Mining projects are reviewed under the Canadian Environmental Assessment Act, which will also be up-dated. Canadian Mining Association president Pierre Gratton said he was pleased to see Ottawa rejected recommendations made this spring by a government-appointed advisory panel that industry feared would have greatly bogged down the review process.
However, one environmental lawyer said government’s proposals “fall far short” of establishing a process that would ensure sustainable development for the benefit of the communities. The measures “would not give Canada a leading-edge, world-class environmental review process,” Anna Johnston, staff lawyer at West Coast Environmental Law, said. “It would still let short-term economic benefit that go to a few trump environmental harm.”

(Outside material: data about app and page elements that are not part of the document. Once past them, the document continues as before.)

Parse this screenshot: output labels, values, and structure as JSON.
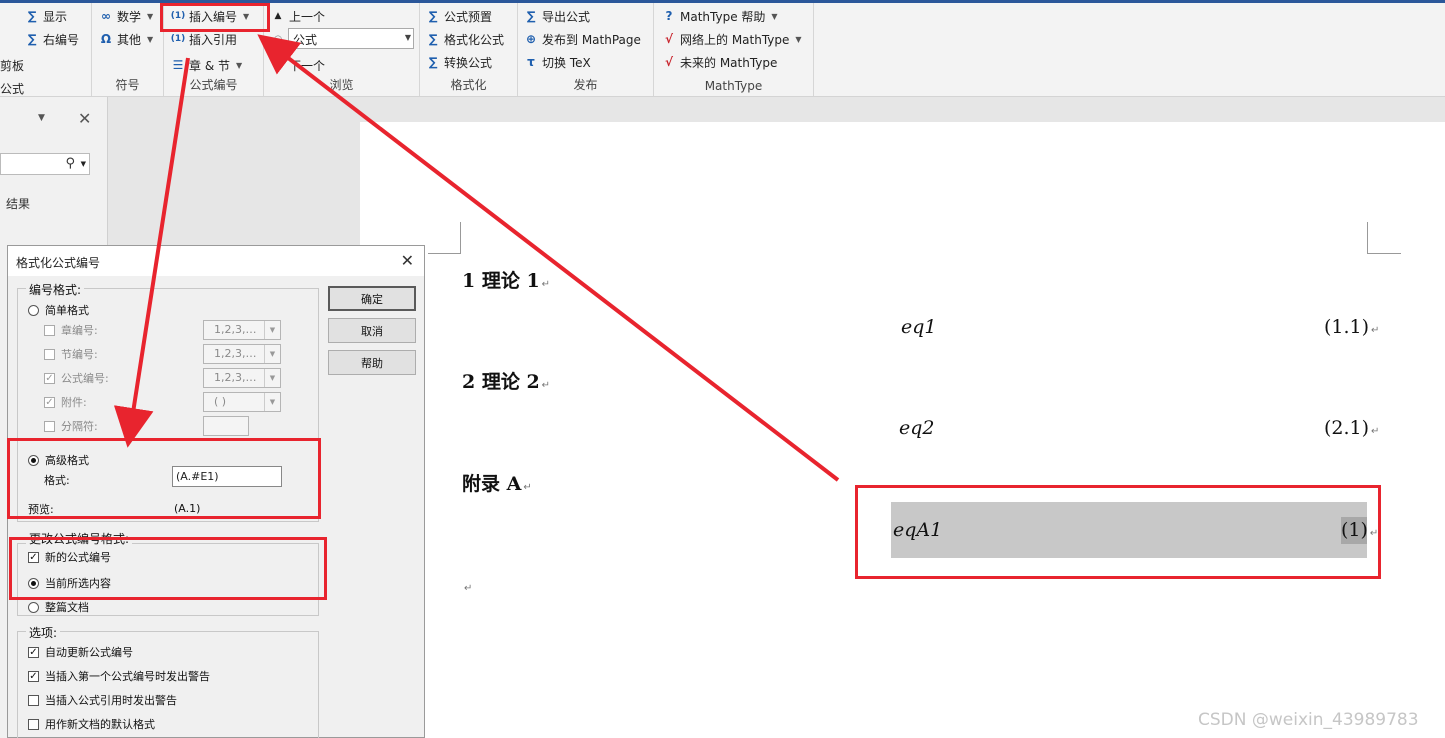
{
  "ribbon": {
    "group_partial": {
      "btn1": "显示",
      "btn2": "右编号",
      "frag1": "剪板",
      "frag2": "公式"
    },
    "symbols": {
      "btn1": "数学",
      "btn2": "其他",
      "label": "符号"
    },
    "numbering": {
      "btn1": "插入编号",
      "btn2": "插入引用",
      "btn3": "章 & 节",
      "label": "公式编号"
    },
    "browse": {
      "prev": "上一个",
      "combo": "公式",
      "next": "下一个",
      "label": "浏览"
    },
    "format": {
      "btn1": "公式预置",
      "btn2": "格式化公式",
      "btn3": "转换公式",
      "label": "格式化"
    },
    "publish": {
      "btn1": "导出公式",
      "btn2": "发布到 MathPage",
      "btn3": "切换 TeX",
      "label": "发布"
    },
    "mathtype": {
      "btn1": "MathType 帮助",
      "btn2": "网络上的 MathType",
      "btn3": "未来的 MathType",
      "label": "MathType"
    }
  },
  "nav": {
    "result": "结果"
  },
  "document": {
    "heading1": "1  理论 1",
    "eq1": "eq1",
    "eq1_num": "(1.1)",
    "heading2": "2  理论 2",
    "eq2": "eq2",
    "eq2_num": "(2.1)",
    "heading3": "附录 A",
    "eq3": "eqA1",
    "eq3_num": "(1)"
  },
  "dialog": {
    "title": "格式化公式编号",
    "group1": "编号格式:",
    "simple": "简单格式",
    "chapter": "章编号:",
    "section": "节编号:",
    "equation": "公式编号:",
    "enclosure": "附件:",
    "separator": "分隔符:",
    "sel_chapter": "1,2,3,…",
    "sel_section": "1,2,3,…",
    "sel_equation": "1,2,3,…",
    "sel_enclosure": "( )",
    "advanced": "高级格式",
    "format_label": "格式:",
    "format_value": "(A.#E1)",
    "preview_label": "预览:",
    "preview_value": "(A.1)",
    "group2": "更改公式编号格式:",
    "new_numbers": "新的公式编号",
    "current_sel": "当前所选内容",
    "whole_doc": "整篇文档",
    "group3": "选项:",
    "opt1": "自动更新公式编号",
    "opt2": "当插入第一个公式编号时发出警告",
    "opt3": "当插入公式引用时发出警告",
    "opt4": "用作新文档的默认格式",
    "ok": "确定",
    "cancel": "取消",
    "help": "帮助"
  },
  "watermark": "CSDN @weixin_43989783",
  "colors": {
    "annotation": "#e8242e",
    "ribbon_accent": "#2b579a",
    "highlight": "#c8c8c8"
  }
}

Proposed diamond mine shows progress
By Jeff Labine
June 28, 2017 – 4:35pmUpdated: June 29, 2017 – 8:21am
Shore Gold Inc. now owns 100 per cent of the Star-Orion South Diamond project.submitted photo
Shore Gold Inc. now owns 100 per cent of the Star-Orion South Diamond project, a move the president of the Saskatchewan Mining Association calls an important development.
The mining company made the announce last week that Shore Gold has taken over Newmount Canada FN Holdings participating interest in the Fort a la Corne joint venture, which resulted in full ownership of the proposed diamond mine project.
Shore Gold also announced a partnership with Rio Tinto Exploration Canada to further develop the project, which is located 60 kilometres east of Prince Albert. This was all good news for Pam Schwann, president of the Saskatchewan Mining Association.
“This is a really big, earth-moving project and really, it is going to require a company with both financial and technical resources to work with Shore to develop it,” she said. “With Rio Tinto coming forward, that’s a real win. Not only do they have the technical expertise and the funding to carry out the bulk sampling and hopefully, the development of the project but they also have expertise in diamond mining.”
Development of the Star-Orion project has been slow ever since Shore Gold started exploration into the area back in the mid-90s. Back in 2013, a major hurdle was cleared when then Conservative Environment Minister Leona Aglukkaq said the project wouldn’t likely cause significant adverse environmental effects and was given the go-ahead at the federal level.
The project is now awaiting approval from the provincial environment minister.
In February, the province committed to spend $137,000 to cover the consulting process for James Smith Cree Nation and Shore Gold. The Indigenous community has voiced concerns about the project especially given its close proximity to the Fort à la Corne provincial forest, which is used by James Smith members for trapping and hunting.
The community was given six months to voice any and all concerns.
Given the current economic situation the province is facing, Schwann said adding a diamond producer to Saskatchewan’s portfolio would do a lot to diversify the economy. She argued the diamond mine will generate more revenue for local businesses and provide a boost in the labour market.
While the diamond market isn’t high at the moment, Schwann said it’s not always prudent to wait for an upswing to develop. She added it’s sometimes better for companies to have everything in place for when the market turns positive.
“Optimally, if you are developing a mine, now is the time to do it,” she said.
paNOW reached out to James Smith Cree Nation for a comment for this story but no one was readily available prior to publication.